--- What the task requires ---
The required result is each line of the entries below containing the string "value".

*** Material provided

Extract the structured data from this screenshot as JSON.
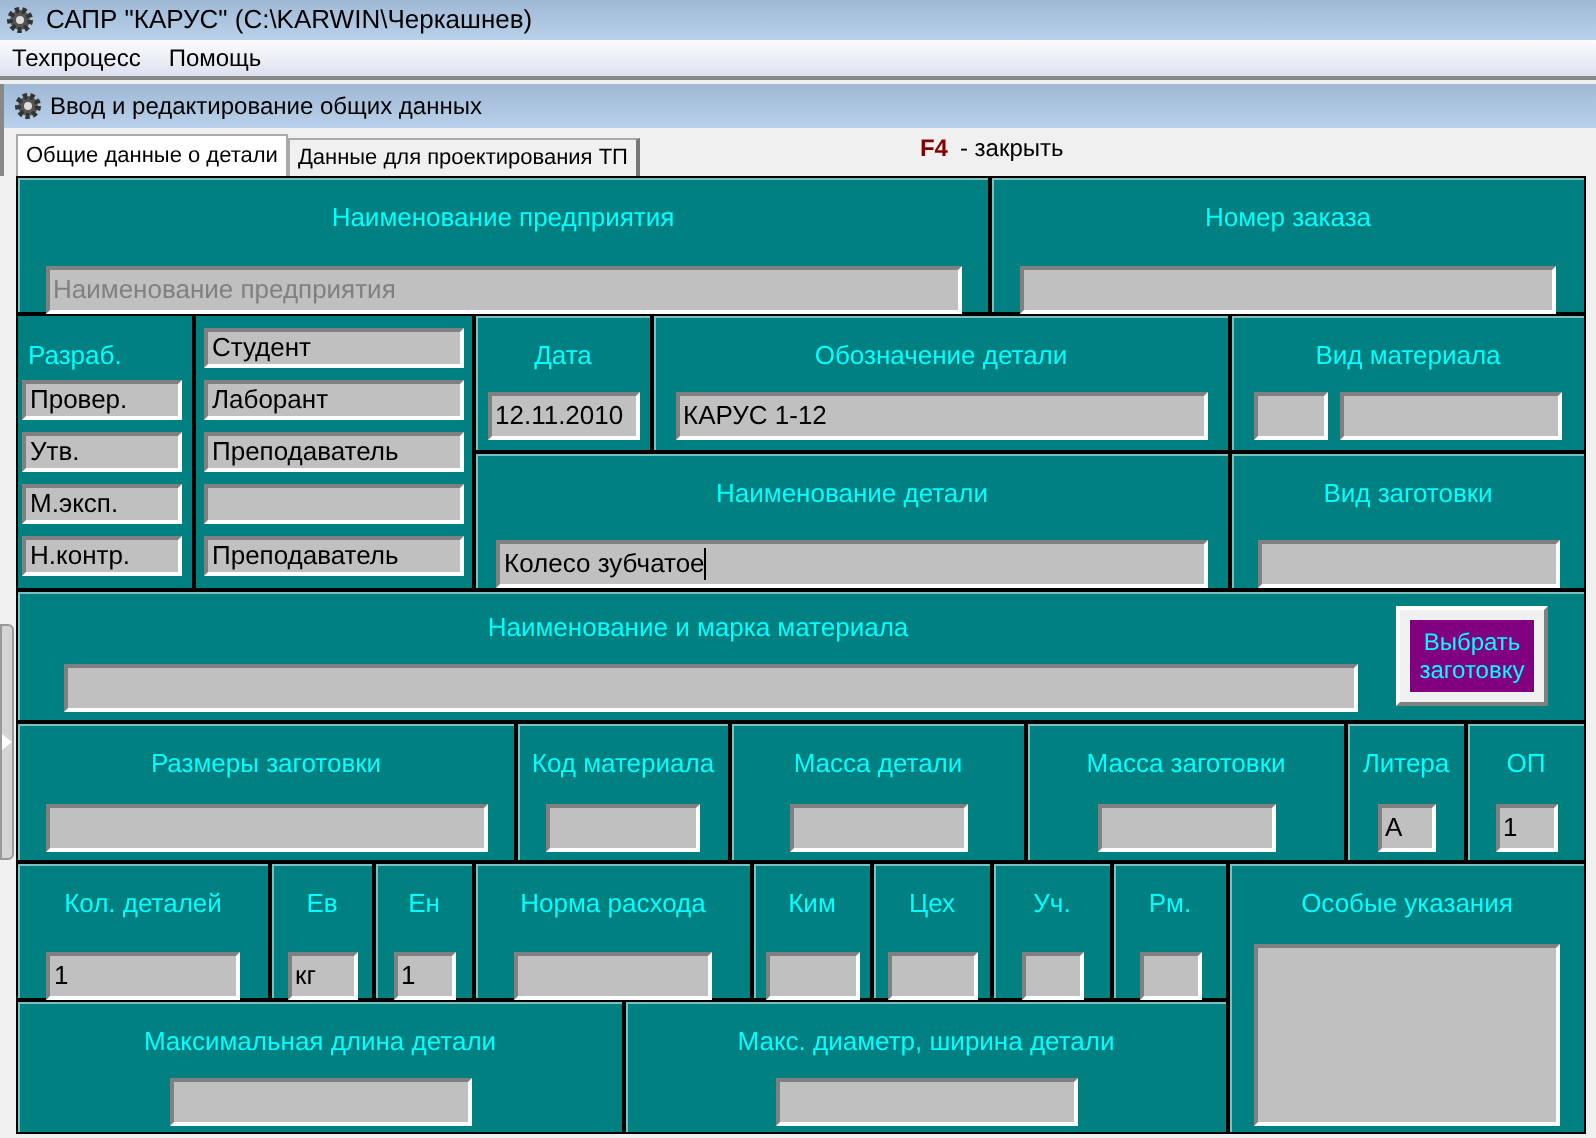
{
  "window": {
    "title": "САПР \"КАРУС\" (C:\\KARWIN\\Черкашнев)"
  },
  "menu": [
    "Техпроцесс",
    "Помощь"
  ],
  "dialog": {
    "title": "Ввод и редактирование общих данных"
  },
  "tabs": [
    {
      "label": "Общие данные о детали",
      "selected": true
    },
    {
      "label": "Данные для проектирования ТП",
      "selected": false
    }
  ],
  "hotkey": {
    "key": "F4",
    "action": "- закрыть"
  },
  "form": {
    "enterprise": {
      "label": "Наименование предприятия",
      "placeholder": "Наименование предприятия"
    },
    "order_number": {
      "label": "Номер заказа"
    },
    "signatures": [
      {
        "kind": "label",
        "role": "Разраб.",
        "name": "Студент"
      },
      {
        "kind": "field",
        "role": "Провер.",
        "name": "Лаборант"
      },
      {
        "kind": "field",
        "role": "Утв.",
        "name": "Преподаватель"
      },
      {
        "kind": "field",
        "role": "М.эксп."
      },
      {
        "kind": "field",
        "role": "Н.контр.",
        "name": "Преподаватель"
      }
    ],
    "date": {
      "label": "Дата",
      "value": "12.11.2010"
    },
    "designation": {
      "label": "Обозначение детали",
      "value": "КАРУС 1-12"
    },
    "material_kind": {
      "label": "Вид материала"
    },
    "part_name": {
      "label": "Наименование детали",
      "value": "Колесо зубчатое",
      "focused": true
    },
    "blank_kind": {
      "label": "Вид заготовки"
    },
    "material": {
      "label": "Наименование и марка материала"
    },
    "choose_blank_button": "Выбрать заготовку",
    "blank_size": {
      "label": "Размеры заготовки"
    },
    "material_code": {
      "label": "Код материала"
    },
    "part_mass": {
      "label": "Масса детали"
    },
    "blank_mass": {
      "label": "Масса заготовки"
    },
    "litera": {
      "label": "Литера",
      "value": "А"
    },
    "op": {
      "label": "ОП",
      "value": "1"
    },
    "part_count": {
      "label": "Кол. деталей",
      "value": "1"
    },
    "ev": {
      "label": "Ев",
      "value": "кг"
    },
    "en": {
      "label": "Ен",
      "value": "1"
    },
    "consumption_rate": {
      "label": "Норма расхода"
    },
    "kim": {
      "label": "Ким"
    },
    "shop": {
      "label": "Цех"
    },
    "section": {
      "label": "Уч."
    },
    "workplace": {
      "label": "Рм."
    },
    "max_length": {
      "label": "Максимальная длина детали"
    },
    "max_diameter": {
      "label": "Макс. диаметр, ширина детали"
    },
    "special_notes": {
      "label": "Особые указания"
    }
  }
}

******

--- Response area ---
      "value": "12.11.2010"
      "value": "КАРУС 1-12"
      "value": "Колесо зубчатое",
      "value": "А"
      "value": "1"
      "value": "1"
      "value": "кг"
      "value": "1"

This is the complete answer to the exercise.